By Luke Cohen
NEW YORK (Reuters) – Sam Bankman Fried may struggle to seek the dismissal of fraud charges against him due to uncertainty about how U.S. law will handle cryptocurrencies, as other defendants in cases involving digital assets have done.
Legal experts told Reuters this is because US prosecutors’ accusations of the founder of bankrupt cryptocurrency exchange FTX have largely derailed the debate over whether cryptocurrencies should be regulated as securities or commodities.
Bankman-Fried, 30, has been charged with two counts of wire fraud and six counts of conspiracy in Manhattan federal court to steal deposits from FTX clients to pay off debts to his hedge fund, Alameda Research, and lie to investors about the clause. FTX Funding. pleads not guilty.
“It’s a simple tactic,” said Shane Stansbury, a professor at Duke University School of Law and a former federal attorney. “You don’t really need to go into the intricacies of how we view cryptocurrency.”

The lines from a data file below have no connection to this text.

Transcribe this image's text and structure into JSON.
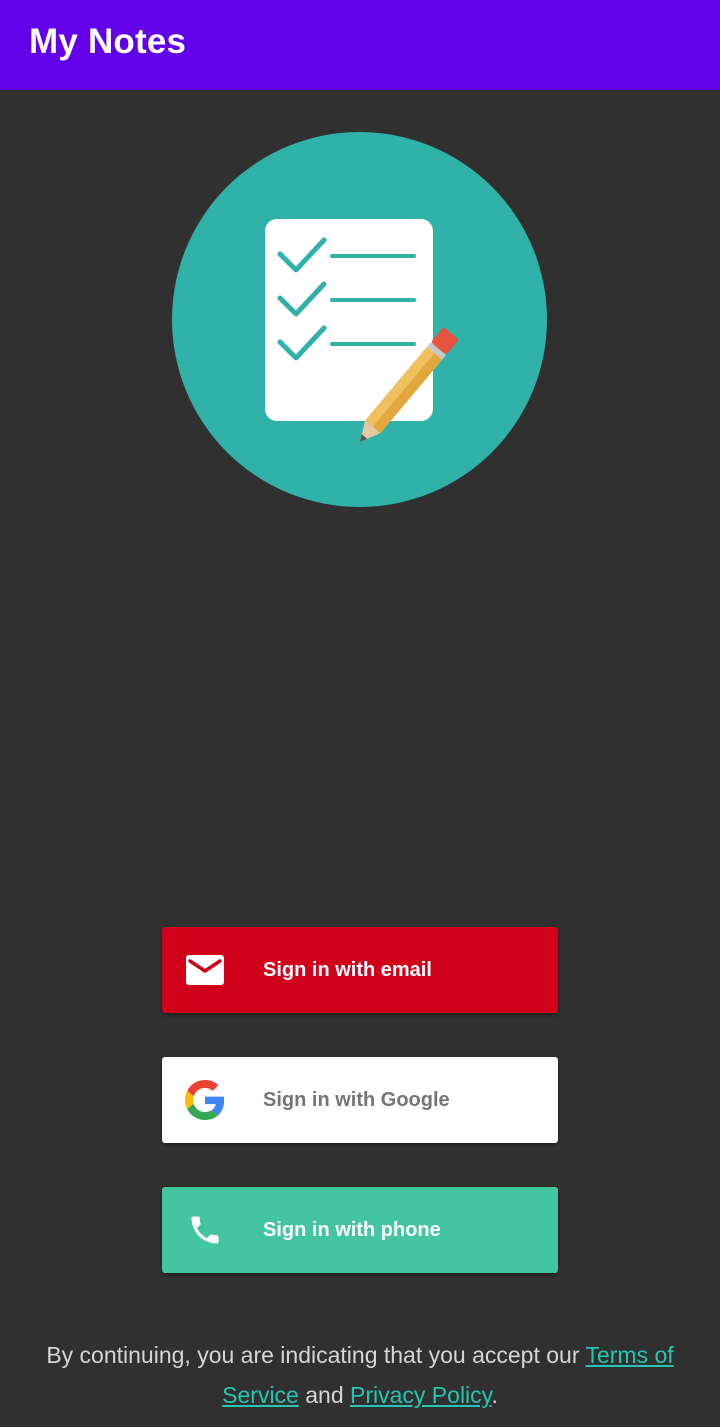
{
  "app_bar": {
    "title": "My Notes",
    "background": "#6200ea"
  },
  "logo": {
    "icon": "notes-checklist-pencil-icon",
    "circle_color": "#30b2a8"
  },
  "buttons": {
    "email": {
      "label": "Sign in with email",
      "icon": "mail-icon",
      "background": "#d0021b"
    },
    "google": {
      "label": "Sign in with Google",
      "icon": "google-logo-icon",
      "background": "#ffffff"
    },
    "phone": {
      "label": "Sign in with phone",
      "icon": "phone-icon",
      "background": "#43c5a2"
    }
  },
  "legal": {
    "prefix": "By continuing, you are indicating that you accept our ",
    "terms_label": "Terms of Service",
    "middle": " and ",
    "privacy_label": "Privacy Policy",
    "suffix": ".",
    "link_color": "#26c6b2"
  }
}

The question of whether cryptocurrencies are considered securities, such as stocks or bonds, or commodities — a category in the US that includes the trading of foreign exchange as well as commodities such as crude oil — remains largely unresolved.
But experts say the uncertainty is not relevant to most of the charges against Bankman-Fried, as he faces a charge of conspiracy to commit securities fraud, without prejudice to the nature of the assets.
“There is no need to determine whether what customers bought with fiat currency was a security, a commodity, or something else,” said Mark Kasten, an attorney at Buchanan Ingersoll & Rooney. “Customers put money into the platform and the money has to be used in a certain way. According to the allegations in the indictment, this did not happen.”
Lawyers for Bankman Fried did not respond to a request for comment. The former billionaire previously acknowledged deficiencies in FTX’s risk management practices, but said he did not believe he was criminally liable for the company’s collapse.
Bitcoin is a commodity, said Gary Gensler of the US Securities and Exchange Commission (SEC), but other digital assets behave like securities — contracts in which investors benefit from the efforts of others — because their value is derived from promotion.
The debate is important because it can determine which agency regulates businesses with digital assets. The CFTC is considered by many names in the cryptocurrency market as friendlier than the SEC.
Blockchain payments firm Ripple is competing in a 2020 SEC filing that accuses it of making an unregistered securities offering. The company argues that the XRP token is not a security and is therefore not subject to SEC oversight. The case is ongoing.
Manhattan’s top federal prosecutor, Damien Williams, has made cryptocurrency-related financial crime a focus of his tenure.
In 2022, in its first “inside trading” case involving digital assets, his office brought wire fraud charges against Nathaniel Chastain, a former employee of non-fungible token (NFT) firm OpenSea, and Ishan Wahi, a former director of cryptocurrency at brokerage Coinbase.
Both argued that insider trading fees should be rejected because they should have been involved in securities or commodities. By making allegations of wire fraud in both cases, the plaintiffs avoided taking a position on how to classify cryptocurrencies, or NFTs.
In October, a judge dismissed arguments presented by Chastain’s attorneys to dismiss the charges.
Kasten said it is unlikely that Bankman-Fried supporters would try to make a similar argument because the wire fraud charges are simpler.